OMAHA, Neb. — The Nebraska Department of Health and Human Services is making big changes as to who oversees foster care and child welfare management in Douglas and Sarpy Counties. PromiseShip, based out of Nebraska, has held that role for the past ten years.
"There's an enormous amount of progress that has happened both here in the eastern service area and throughout the state of Nebraska. I think we can all be proud of those," President and CEO of PromiseShip Ron Zychowski said.
But after the ten years a new contractor, Saint Francis Ministries based out of Kansas, proposed a bid. That bid was chosen over PromiseShip's.
" We were very surprised to see the difference in the two cost proposals. Given the fact that we've been doing this for ten years and we have a pretty good idea of what it costs," Zychowski said.
PromiseShip offered to do the job for $341 million over the course of five years. Meanwhile Saint Francis Ministries offered to do it for $197 million. A 60 percent difference in bids. Promiseship is not sure how Saint Franics will do the work efficiently under these circumstances.
"The only way you make this happen and the only way you don't run a huge deficit is that you're going to have to reduce services to kids and families," Zychowski said.
However, the new contractor is confident that even with the smaller budget, they will excel in their services.
"I wasn't involved in the selection process. We put forward a bid and that bid was accepted and our work going forward is to do everything to meet the requirements that were in the contract that we signed and to fulfill any of the state statutory requirements that are contained in that," CEO and President of Saint Francis Ministries Tom Blythe said.
"My fear is nobody could do a good job with that kind of budget," Heather Duhachek-Chase said.
Heather works in human services. Her fears are that the new bid will cut salaries for workers and limit resources and programs.
"I haven't heard anybody that I know, and I know a lot of people in the human service field, that have felt like they could do it on this budget," she said.
"Case workers will be under the same guidelines as in previous contracts. PromiseShip and even those prior, as well as state employees, of that 12 to 17 caseload. So that criteria doesn't change," Diane Carver, the Vice President of children and family services at Saint Francis, said.
Just recently our news partners at the Omaha World Herald reported that after Saint Francis' initial bid, they asked for $15 million more, to comply with Nebraska's caseload limits. The state denied their request. Saint Francis says the request was hypothetical and that they can still provide all services.
"There were questions around if we were to have to change up a model, what would that look like? That was what our estimate of adding additional people, if we were to change the model, would look like," Blythe said.
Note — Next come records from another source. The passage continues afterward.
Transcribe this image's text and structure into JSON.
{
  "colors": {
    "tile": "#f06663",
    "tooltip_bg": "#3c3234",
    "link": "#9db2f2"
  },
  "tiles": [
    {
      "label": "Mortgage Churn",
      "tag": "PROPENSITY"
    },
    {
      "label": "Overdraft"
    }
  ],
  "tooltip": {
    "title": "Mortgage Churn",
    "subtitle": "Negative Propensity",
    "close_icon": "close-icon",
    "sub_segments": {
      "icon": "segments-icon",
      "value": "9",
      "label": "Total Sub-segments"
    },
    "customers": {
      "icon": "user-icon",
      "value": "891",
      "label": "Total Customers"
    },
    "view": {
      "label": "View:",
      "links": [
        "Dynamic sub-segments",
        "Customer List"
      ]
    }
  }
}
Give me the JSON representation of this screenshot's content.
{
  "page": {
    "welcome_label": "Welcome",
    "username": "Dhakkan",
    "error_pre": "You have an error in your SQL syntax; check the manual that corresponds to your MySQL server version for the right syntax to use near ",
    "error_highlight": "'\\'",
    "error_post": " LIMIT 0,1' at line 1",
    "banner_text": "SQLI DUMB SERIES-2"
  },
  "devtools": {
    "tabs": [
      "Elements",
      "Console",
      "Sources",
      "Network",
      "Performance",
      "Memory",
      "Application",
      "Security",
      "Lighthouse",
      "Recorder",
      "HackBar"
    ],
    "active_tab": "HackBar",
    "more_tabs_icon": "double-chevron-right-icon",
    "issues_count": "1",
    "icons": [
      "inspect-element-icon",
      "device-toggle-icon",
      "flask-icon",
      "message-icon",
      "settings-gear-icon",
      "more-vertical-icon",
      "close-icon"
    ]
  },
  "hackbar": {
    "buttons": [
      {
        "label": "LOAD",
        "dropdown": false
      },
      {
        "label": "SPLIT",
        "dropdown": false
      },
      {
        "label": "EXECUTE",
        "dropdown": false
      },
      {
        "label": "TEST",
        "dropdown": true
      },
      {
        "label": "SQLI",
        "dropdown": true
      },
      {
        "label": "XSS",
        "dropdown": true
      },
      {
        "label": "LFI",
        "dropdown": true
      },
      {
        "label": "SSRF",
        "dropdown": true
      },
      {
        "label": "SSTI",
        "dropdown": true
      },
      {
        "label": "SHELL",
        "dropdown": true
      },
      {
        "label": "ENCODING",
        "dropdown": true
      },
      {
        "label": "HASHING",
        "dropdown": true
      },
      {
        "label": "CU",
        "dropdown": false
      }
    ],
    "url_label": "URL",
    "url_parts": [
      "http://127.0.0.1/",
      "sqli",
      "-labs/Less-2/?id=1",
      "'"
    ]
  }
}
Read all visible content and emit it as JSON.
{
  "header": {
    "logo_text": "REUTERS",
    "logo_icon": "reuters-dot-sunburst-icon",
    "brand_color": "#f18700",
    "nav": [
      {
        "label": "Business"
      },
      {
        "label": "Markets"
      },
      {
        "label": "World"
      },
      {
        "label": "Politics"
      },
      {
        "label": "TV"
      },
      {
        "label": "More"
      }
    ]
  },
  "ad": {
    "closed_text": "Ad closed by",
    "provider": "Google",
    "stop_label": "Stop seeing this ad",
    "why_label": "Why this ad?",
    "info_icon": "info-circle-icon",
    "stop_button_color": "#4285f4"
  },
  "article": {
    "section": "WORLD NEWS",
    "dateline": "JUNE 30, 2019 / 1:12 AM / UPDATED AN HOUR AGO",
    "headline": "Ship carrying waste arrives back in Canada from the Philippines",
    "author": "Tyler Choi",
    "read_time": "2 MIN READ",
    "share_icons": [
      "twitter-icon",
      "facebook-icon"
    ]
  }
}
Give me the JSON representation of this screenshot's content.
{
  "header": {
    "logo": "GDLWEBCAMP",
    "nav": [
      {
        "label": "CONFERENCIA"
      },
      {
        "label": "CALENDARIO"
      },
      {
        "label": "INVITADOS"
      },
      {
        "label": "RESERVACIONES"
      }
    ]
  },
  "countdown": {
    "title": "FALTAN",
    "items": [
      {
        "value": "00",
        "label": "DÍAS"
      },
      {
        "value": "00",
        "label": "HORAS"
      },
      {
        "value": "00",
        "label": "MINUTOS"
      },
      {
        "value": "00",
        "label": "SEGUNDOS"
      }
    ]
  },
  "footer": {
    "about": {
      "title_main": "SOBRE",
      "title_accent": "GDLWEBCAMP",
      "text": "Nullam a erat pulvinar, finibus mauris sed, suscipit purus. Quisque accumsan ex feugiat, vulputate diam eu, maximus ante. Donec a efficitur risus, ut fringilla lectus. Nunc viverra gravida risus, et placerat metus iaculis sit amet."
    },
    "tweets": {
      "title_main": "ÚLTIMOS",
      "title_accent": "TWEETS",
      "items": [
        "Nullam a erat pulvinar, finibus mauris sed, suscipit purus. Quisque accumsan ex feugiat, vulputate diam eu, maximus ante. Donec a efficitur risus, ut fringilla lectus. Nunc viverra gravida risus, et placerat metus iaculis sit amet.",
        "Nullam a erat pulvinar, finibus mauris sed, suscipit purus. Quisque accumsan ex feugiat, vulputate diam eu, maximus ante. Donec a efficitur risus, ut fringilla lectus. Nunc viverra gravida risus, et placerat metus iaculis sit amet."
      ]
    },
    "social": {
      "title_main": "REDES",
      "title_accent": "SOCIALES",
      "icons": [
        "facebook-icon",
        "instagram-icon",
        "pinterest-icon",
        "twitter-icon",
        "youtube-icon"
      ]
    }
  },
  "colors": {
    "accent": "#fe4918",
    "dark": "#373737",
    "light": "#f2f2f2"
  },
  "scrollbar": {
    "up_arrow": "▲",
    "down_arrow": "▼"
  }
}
Then comes into question St. Francis' previous work in Kansas. There are allegations of children sleeping on office floors and not getting enough resources.
"The Nebraska delivery of service is much different than the Kansas delivery of service. So you can't compare the two," Carver said.
"So the state of Kansas during the brown back years went through a very significant period of cost reduction. And unfortunately, those costs cut across all of the different agencies, DCF was one," Blythe said.
They assure their work here will be up to standards and people will be satisfied with the results.
"So our work will be around keeping kids safe and meeting those performance measures," Blythe said.